Exercise directions: Copy the entries below verbatim, omitting any pictures they contain.

^^^^

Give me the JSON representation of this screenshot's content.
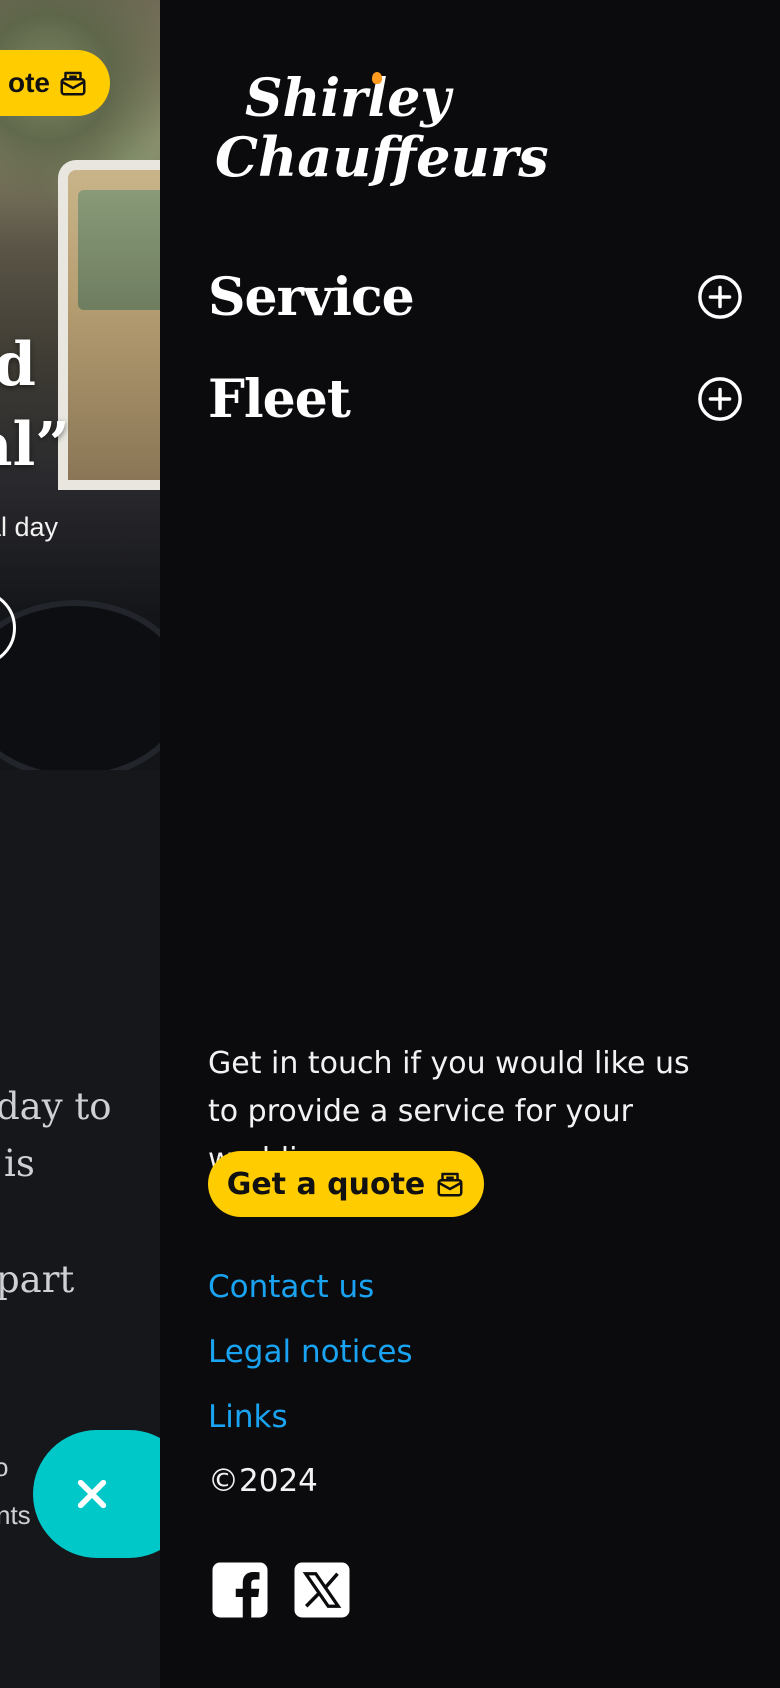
{
  "background_page": {
    "hero_button_label": "ote",
    "hero_heading_line1": "d",
    "hero_heading_line2": "nal”",
    "hero_subtext": "al day",
    "body_line1": "day to",
    "body_line2": "is",
    "body_line3": "part",
    "small_line1": "o",
    "small_line2": "nts"
  },
  "close_button": {
    "icon": "close-icon",
    "color": "#00c8c8"
  },
  "drawer": {
    "logo": {
      "line1": "Shirley",
      "line2": "Chauffeurs",
      "accent": "#ff9a1f"
    },
    "nav": [
      {
        "label": "Service",
        "icon": "plus-circle-icon"
      },
      {
        "label": "Fleet",
        "icon": "plus-circle-icon"
      }
    ],
    "contact_text": "Get in touch if you would like us to provide a service for your wedding",
    "quote_button": {
      "label": "Get a quote",
      "icon": "mail-envelope-icon",
      "color": "#ffcc00"
    },
    "links": [
      {
        "label": "Contact us"
      },
      {
        "label": "Legal notices"
      },
      {
        "label": "Links"
      }
    ],
    "copyright": "©2024",
    "social": [
      {
        "name": "facebook-icon"
      },
      {
        "name": "x-twitter-icon"
      }
    ],
    "link_color": "#1aa3f0"
  }
}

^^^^

Reply:
Give me the JSON representation of this screenshot's content.
{
  "background_page": {
    "hero_button_label": "ote",
    "hero_heading_line1": "d",
    "hero_heading_line2": "nal”",
    "hero_subtext": "al day",
    "body_line1": "day to",
    "body_line2": "is",
    "body_line3": "part",
    "small_line1": "o",
    "small_line2": "nts"
  },
  "close_button": {
    "icon": "close-icon",
    "color": "#00c8c8"
  },
  "drawer": {
    "logo": {
      "line1": "Shirley",
      "line2": "Chauffeurs",
      "accent": "#ff9a1f"
    },
    "nav": [
      {
        "label": "Service",
        "icon": "plus-circle-icon"
      },
      {
        "label": "Fleet",
        "icon": "plus-circle-icon"
      }
    ],
    "contact_text": "Get in touch if you would like us to provide a service for your wedding",
    "quote_button": {
      "label": "Get a quote",
      "icon": "mail-envelope-icon",
      "color": "#ffcc00"
    },
    "links": [
      {
        "label": "Contact us"
      },
      {
        "label": "Legal notices"
      },
      {
        "label": "Links"
      }
    ],
    "copyright": "©2024",
    "social": [
      {
        "name": "facebook-icon"
      },
      {
        "name": "x-twitter-icon"
      }
    ],
    "link_color": "#1aa3f0"
  }
}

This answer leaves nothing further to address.